“The arbitrary SNAP food cutoff would harm the people our members serve,” said Steven Kreisberg, research director of the American Federation of State, County and Municipal Employees. The union’s 1.6 million members include tens of thousands who cook and serve school lunches and administer the SNAP program. The mayors of 70 cities, normally the workers’ opponents in contract negotiations, agreed with the progressive union and charged that the cuts would hurt local economies as well as children’s’ health.
“President Trump said he would protect working people, but every day he shows he doesn’t respect us,” said Yolette Green, a member of AFSCME Local 1549 and one of 2,200 civil service Eligibility Specialists who register poor New York City residents for food stamps. The local urged its 14,000 members to telephone Congress to oppose the “outrageous cuts,” but the workers’ voices and their representatives’ votes had no effect because democracy didn’t matter in Trump’s crusade against the poor.
“A lot of people who are working full-time need SNAP because they just don’t make enough in today’s economy to feed their families decently,” Ms. Green told DC Report. She took the job “to help people in need” and also volunteers after work every Friday night at the Harlem food pantry run by the St. Charles Borromeo Church.
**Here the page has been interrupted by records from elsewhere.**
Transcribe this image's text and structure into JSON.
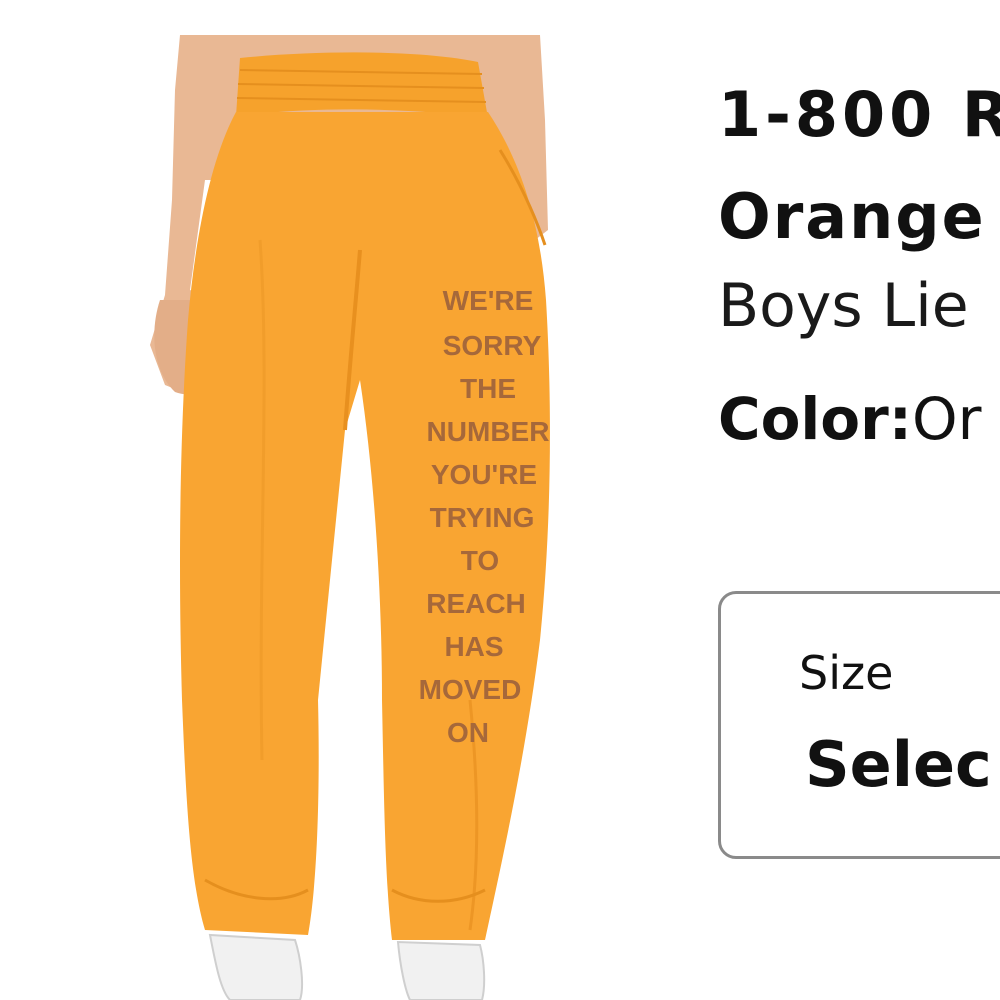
{
  "product": {
    "title_line1": "1-800 R",
    "title_line2": "Orange",
    "brand": "Boys Lie",
    "color_label": "Color:",
    "color_value": "Or",
    "image_icon": "product-photo-sweatpants",
    "print_lines": [
      "WE'RE",
      "SORRY",
      "THE",
      "NUMBER",
      "YOU'RE",
      "TRYING",
      "TO",
      "REACH",
      "HAS",
      "MOVED",
      "ON"
    ]
  },
  "size_selector": {
    "label": "Size",
    "value": "Selec"
  },
  "colors": {
    "product_orange": "#F9A532",
    "print_brown": "#A6683A",
    "border_gray": "#8A8A8A"
  }
}
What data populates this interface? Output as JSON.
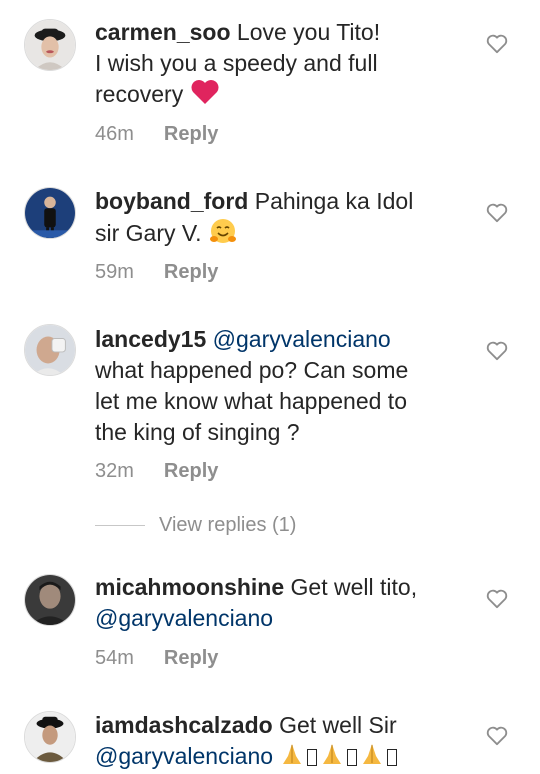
{
  "comments": [
    {
      "username": "carmen_soo",
      "text_line1": "Love you Tito!",
      "text_line2": "I wish you a speedy and full",
      "text_line3": "recovery",
      "emoji": "red-heart",
      "time": "46m",
      "reply": "Reply"
    },
    {
      "username": "boyband_ford",
      "text_line1": "Pahinga ka Idol",
      "text_line2": "sir Gary V.",
      "emoji": "hugging-face",
      "time": "59m",
      "reply": "Reply"
    },
    {
      "username": "lancedy15",
      "mention": "@garyvalenciano",
      "text_line2": "what happened po? Can some",
      "text_line3": "let me know what happened to",
      "text_line4": "the king of singing ?",
      "time": "32m",
      "reply": "Reply",
      "view_replies": "View replies (1)"
    },
    {
      "username": "micahmoonshine",
      "text_line1": "Get well tito,",
      "mention": "@garyvalenciano",
      "time": "54m",
      "reply": "Reply"
    },
    {
      "username": "iamdashcalzado",
      "text_line1": "Get well Sir",
      "mention": "@garyvalenciano",
      "emoji": "folded-hands"
    }
  ],
  "colors": {
    "text": "#262626",
    "meta": "#8e8e8e",
    "mention": "#003569",
    "heart_emoji": "#e0245e",
    "hug_emoji": "#ffcc4d",
    "pray_emoji": "#f5b841"
  }
}
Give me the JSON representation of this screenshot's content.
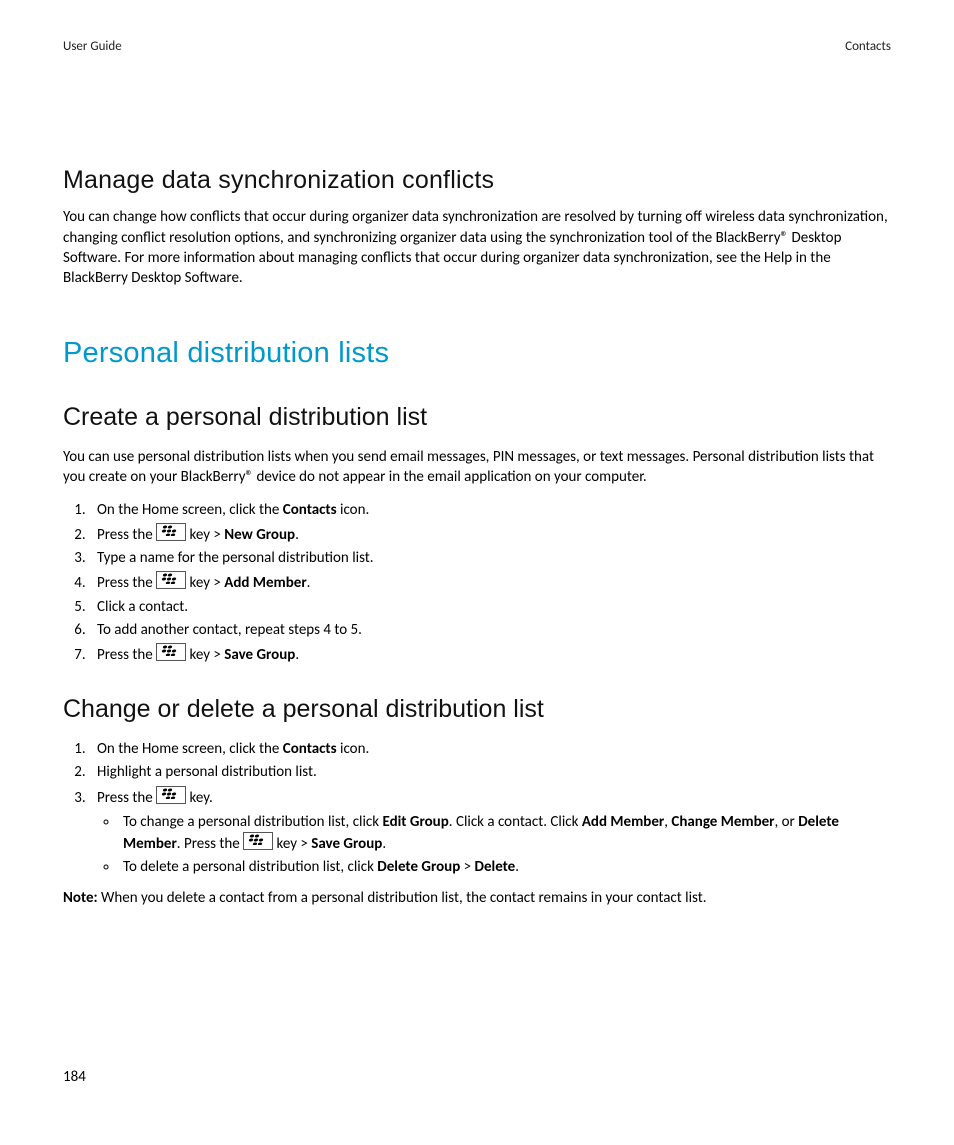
{
  "header": {
    "left": "User Guide",
    "right": "Contacts"
  },
  "section1": {
    "title": "Manage data synchronization conflicts",
    "body": "You can change how conflicts that occur during organizer data synchronization are resolved by turning off wireless data synchronization, changing conflict resolution options, and synchronizing organizer data using the synchronization tool of the BlackBerry® Desktop Software. For more information about managing conflicts that occur during organizer data synchronization, see the Help in the BlackBerry Desktop Software."
  },
  "major": {
    "title": "Personal distribution lists"
  },
  "section2": {
    "title": "Create a personal distribution list",
    "intro": "You can use personal distribution lists when you send email messages, PIN messages, or text messages. Personal distribution lists that you create on your BlackBerry® device do not appear in the email application on your computer.",
    "step1_a": "On the Home screen, click the ",
    "step1_b": "Contacts",
    "step1_c": " icon.",
    "step2_a": "Press the ",
    "step2_b": " key > ",
    "step2_c": "New Group",
    "step2_d": ".",
    "step3": "Type a name for the personal distribution list.",
    "step4_a": "Press the ",
    "step4_b": " key > ",
    "step4_c": "Add Member",
    "step4_d": ".",
    "step5": "Click a contact.",
    "step6": "To add another contact, repeat steps 4 to 5.",
    "step7_a": "Press the ",
    "step7_b": " key > ",
    "step7_c": "Save Group",
    "step7_d": "."
  },
  "section3": {
    "title": "Change or delete a personal distribution list",
    "step1_a": "On the Home screen, click the ",
    "step1_b": "Contacts",
    "step1_c": " icon.",
    "step2": "Highlight a personal distribution list.",
    "step3_a": "Press the ",
    "step3_b": " key.",
    "bullet1_a": "To change a personal distribution list, click ",
    "bullet1_b": "Edit Group",
    "bullet1_c": ". Click a contact. Click ",
    "bullet1_d": "Add Member",
    "bullet1_e": ", ",
    "bullet1_f": "Change Member",
    "bullet1_g": ", or ",
    "bullet1_h": "Delete Member",
    "bullet1_i": ". Press the ",
    "bullet1_j": " key > ",
    "bullet1_k": "Save Group",
    "bullet1_l": ".",
    "bullet2_a": "To delete a personal distribution list, click ",
    "bullet2_b": "Delete Group",
    "bullet2_c": " > ",
    "bullet2_d": "Delete",
    "bullet2_e": "."
  },
  "note": {
    "label": "Note:",
    "body": " When you delete a contact from a personal distribution list, the contact remains in your contact list."
  },
  "page_number": "184"
}
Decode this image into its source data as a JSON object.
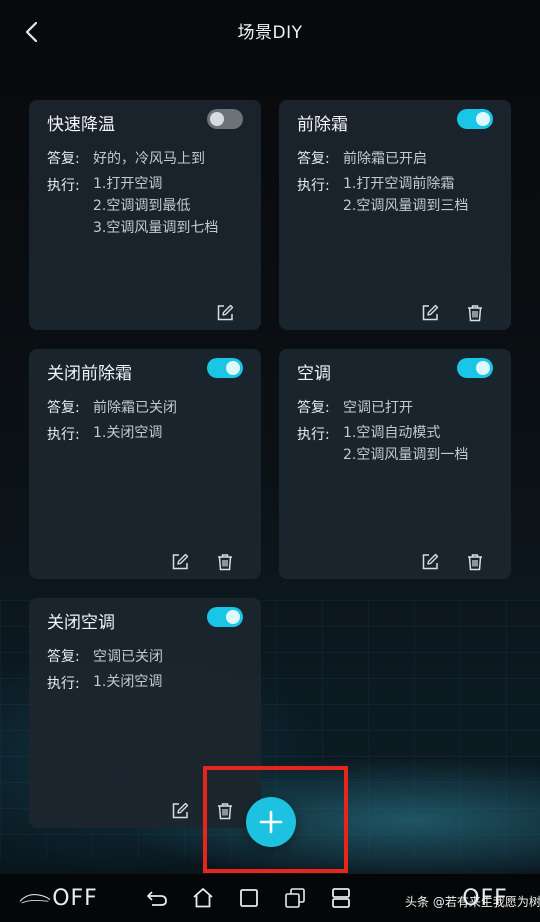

“Cutting SNAP is cruel, wrong on the merits and exactly the opposite of what Congress voted for,” said FRAC Legal Director Ellen Vollinger.
“It’s criminal to take food from hungry people,” said Agnes Molnar a founder of Community Food Advocates, which helped convince the New York City school system to make lunch free for all 1.1 million students, to eliminate the “poverty stigma” of not paying.
According to the USDA’s analysis, the current cuts will also wipe out up to 160,000 jobs, because each SNAP dollar generates up to $1.80 in total economic activity. As that stimulus shrinks, farmers and small businesses will suffer along with hungry Americans.
Slow Wage Growth
Despite the stock market gains Trump crows about, wage growth has been poor and SNAP cases with working recipients have now hit an all-time high of 45 percent nationwide, said Brookings Institution economist Diane Schanzenbach. Almost half of U.S. workers aged between 18 and 64 have low-wage jobs with median pay of $18,000 a year, Brookings found.
“On the surface, these are administrative changes, but clearly the intent is to cut spending on the needy,” said Public Benefits Advocate Kiana Davis of the Urban Justice Center in New York. Unsatisfied with the USDA executive actions, in his 2020 budget proposal, Trump calls for another $2 billion cut in safety net programs vital to low- and middle-income households. The two largest are $777 billion from Medicaid and another $220 billion from SNAP over the next decade (30 percent).
The new cuts would “increase poverty, widen income and racial disparities, and drive up the number of households that struggle to afford the basics,” said the Center for Budget and Policy Priorities. CBPP found a particular animus toward the poor, with 53 percent of the cuts targeting low-income programs, which constitute only 29 percent of such entitlement programs overall.
The SNAP and school lunch slashes are “only the latest in a long list of cuts to assistance working families count on to provide for basic necessities,” said Congress member Martha Fudge (D-Ohio). “Instead of a war on poverty, this president has declared war on our most vulnerable citizens.”